What I would do if I were in your shoes is to make sure I'm hitting 1 - 1.5g of protein per pound of bodyweight every single day, and once that's in place, make sure I'm eating enough calories to gain weight. I take my weight every morning before a shower and track it on a whiteboard in the bathroom. Over the course of the week, you should be gaining 1-2 lbs of scale weight when everything is averaged out. If not, you should be eating more. If you're gaining weight faster than that, cut back.

Workout-wise, I'd cut out all cardio for now. I'd make sure I'm lifting using heavy compound movements 3x a week and increasing either the weight on the bar or the reps every single workout. Even if the weight increase is small (say, adding an extra collar to the bar), make sure something goes up every workout. You want a routine that's built around some combination of squats, deadlifts, overhead press, bench press, dips, pullups/pulldowns and rows.

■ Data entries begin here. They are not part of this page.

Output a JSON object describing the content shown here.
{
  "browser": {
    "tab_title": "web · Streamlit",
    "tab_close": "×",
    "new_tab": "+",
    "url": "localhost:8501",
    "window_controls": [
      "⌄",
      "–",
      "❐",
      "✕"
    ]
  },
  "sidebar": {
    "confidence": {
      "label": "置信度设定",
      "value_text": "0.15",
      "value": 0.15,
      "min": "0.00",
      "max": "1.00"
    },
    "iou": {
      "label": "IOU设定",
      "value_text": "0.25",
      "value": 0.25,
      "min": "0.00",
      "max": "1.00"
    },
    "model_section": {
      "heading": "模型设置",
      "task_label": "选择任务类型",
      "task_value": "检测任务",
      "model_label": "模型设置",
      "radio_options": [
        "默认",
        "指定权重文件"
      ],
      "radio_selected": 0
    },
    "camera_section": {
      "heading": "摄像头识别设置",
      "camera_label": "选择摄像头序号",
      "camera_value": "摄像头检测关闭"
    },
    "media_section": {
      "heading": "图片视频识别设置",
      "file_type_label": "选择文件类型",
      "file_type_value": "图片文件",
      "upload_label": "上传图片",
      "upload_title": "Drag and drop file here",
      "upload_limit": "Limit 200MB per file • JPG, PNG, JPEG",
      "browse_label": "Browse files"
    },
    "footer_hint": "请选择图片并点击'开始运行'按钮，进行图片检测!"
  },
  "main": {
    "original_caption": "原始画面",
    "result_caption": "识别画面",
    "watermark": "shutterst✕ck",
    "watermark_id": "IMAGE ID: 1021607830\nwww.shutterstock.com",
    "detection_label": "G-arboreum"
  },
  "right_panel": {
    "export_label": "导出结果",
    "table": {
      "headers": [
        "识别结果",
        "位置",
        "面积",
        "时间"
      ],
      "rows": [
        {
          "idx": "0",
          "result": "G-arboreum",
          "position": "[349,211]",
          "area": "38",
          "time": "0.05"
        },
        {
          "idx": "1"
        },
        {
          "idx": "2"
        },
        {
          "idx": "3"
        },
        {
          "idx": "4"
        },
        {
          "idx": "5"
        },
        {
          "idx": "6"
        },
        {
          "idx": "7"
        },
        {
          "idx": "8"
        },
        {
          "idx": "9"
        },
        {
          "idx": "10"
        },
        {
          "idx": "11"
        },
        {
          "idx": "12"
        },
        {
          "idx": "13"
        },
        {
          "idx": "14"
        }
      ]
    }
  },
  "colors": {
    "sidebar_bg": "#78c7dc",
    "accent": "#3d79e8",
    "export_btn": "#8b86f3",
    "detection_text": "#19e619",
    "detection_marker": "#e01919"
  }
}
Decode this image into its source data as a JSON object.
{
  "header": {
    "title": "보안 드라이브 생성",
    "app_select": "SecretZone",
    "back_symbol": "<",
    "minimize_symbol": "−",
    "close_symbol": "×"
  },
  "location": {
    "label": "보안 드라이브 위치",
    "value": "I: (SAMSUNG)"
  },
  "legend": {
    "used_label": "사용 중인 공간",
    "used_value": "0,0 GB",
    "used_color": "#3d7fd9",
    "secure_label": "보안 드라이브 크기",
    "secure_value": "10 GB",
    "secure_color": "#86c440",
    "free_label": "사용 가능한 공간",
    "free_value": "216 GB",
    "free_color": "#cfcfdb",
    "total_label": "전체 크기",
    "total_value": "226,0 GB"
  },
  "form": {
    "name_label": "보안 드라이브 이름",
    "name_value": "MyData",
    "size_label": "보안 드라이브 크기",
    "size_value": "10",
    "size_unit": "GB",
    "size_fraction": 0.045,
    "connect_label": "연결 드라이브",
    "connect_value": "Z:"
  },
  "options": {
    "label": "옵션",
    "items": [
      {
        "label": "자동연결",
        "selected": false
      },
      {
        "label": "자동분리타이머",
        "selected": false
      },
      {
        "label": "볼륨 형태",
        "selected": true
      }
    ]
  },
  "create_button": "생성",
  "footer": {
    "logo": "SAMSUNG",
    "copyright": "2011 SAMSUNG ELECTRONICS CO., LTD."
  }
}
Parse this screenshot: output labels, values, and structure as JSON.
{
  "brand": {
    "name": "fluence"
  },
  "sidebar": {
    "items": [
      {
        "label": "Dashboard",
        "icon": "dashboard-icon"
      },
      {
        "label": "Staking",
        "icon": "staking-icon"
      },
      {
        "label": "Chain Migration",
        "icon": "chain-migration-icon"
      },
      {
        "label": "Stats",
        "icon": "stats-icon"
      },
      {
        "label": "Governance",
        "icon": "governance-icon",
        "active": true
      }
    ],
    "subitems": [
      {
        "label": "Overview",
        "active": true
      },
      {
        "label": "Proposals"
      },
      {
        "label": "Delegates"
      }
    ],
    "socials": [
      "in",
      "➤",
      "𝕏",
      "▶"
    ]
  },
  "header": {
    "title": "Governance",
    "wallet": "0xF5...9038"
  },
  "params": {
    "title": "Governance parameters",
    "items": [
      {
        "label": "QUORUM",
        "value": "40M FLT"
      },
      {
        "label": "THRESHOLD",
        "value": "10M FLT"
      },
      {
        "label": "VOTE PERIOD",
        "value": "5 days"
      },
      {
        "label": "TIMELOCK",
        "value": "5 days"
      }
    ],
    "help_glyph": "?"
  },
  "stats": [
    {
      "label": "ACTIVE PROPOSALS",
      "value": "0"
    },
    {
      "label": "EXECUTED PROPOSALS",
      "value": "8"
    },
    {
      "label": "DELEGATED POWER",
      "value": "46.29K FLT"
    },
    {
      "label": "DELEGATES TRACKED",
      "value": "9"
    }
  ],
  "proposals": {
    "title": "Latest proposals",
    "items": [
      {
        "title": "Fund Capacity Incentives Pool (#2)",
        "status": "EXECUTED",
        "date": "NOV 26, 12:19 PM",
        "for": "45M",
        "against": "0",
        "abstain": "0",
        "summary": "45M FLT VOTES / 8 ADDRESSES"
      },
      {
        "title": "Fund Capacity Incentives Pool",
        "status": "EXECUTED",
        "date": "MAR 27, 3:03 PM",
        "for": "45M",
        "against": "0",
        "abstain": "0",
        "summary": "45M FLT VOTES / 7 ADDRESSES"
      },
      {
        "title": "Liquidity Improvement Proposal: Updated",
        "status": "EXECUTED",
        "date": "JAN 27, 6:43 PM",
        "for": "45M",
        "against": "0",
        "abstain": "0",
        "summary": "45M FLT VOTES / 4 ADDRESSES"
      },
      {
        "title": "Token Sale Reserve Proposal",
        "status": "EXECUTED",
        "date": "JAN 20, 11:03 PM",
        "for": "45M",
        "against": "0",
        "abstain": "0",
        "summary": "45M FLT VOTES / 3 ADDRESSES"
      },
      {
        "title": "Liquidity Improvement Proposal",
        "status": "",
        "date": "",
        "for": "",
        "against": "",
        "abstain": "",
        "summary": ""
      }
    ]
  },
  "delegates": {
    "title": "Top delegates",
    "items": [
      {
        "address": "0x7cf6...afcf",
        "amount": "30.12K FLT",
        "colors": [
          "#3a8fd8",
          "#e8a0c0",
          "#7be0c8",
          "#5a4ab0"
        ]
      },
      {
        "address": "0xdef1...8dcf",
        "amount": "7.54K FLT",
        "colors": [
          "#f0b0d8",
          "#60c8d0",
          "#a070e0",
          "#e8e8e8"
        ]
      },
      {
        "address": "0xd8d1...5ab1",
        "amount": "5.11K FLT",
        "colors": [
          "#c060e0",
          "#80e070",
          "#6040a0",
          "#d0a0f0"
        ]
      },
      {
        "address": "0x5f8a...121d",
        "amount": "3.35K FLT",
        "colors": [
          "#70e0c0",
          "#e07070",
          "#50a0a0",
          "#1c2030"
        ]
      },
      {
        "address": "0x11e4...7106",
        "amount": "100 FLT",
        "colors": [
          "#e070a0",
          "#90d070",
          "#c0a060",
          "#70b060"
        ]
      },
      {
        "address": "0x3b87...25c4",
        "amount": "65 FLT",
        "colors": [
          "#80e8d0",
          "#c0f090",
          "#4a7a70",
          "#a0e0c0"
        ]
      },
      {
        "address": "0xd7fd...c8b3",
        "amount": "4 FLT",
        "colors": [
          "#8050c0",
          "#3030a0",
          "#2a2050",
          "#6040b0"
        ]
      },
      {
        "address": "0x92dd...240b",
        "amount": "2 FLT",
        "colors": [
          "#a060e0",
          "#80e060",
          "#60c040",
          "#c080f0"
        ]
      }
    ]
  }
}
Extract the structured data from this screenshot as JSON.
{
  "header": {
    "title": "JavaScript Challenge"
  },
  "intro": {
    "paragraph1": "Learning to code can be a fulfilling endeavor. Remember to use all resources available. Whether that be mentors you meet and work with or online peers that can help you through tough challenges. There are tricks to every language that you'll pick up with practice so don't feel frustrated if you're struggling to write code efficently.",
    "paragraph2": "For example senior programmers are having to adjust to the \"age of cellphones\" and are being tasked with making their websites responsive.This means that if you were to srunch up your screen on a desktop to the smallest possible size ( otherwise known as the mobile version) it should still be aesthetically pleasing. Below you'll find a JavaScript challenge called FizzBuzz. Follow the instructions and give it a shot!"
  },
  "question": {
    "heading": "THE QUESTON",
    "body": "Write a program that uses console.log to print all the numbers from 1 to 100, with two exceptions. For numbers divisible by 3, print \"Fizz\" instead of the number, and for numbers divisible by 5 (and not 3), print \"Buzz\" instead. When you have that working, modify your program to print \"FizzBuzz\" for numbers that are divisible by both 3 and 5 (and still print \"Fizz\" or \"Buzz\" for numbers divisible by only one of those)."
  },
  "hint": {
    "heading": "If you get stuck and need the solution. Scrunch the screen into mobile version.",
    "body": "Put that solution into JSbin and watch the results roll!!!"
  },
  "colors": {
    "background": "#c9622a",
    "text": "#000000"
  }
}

My current routine, done 3x a week, consists of weighted dips, straight arm pulldowns, squats, overhead press and curls. I've used deadlifts, stiff-leg deadlifts, bench press, floor press, bent rows, and cable rows in the past... just not what I'm working with right now.

Assuming you're working hard in the gym, eating to grow, and getting sufficient rest, this should be basically all you need.


#7

So you gained 40 lbs of "muscle" but then decided to lose all but 8 lbs of said gained muscle? Sounds like you "bulked" and didn't gain as much muscle as you thought


#8

The way I read it he was a very light 173 lbs and decided to bulk for whatever reason, then decided that for his sport of cycling he wished to go back down to 181lbs but successfully kept much of the strength he gained at the higher weight.


#9

I wasn't calling him out or anything, and I'm sure that you're correct as to what he meant. What I meant though is that he said he gained "a VERY solid 40 lbs of muscle," yet is now only 8 lbs heavier than before the huge muscle gain. So that would imply that he really didn't gain 40 lbs of actual lean mass; losing most of that would require sabotaging your training and dieting like a bird, so I don't see how he could possibly have kept the strength gains if what he lost was actually 30 plus lbs of lbw.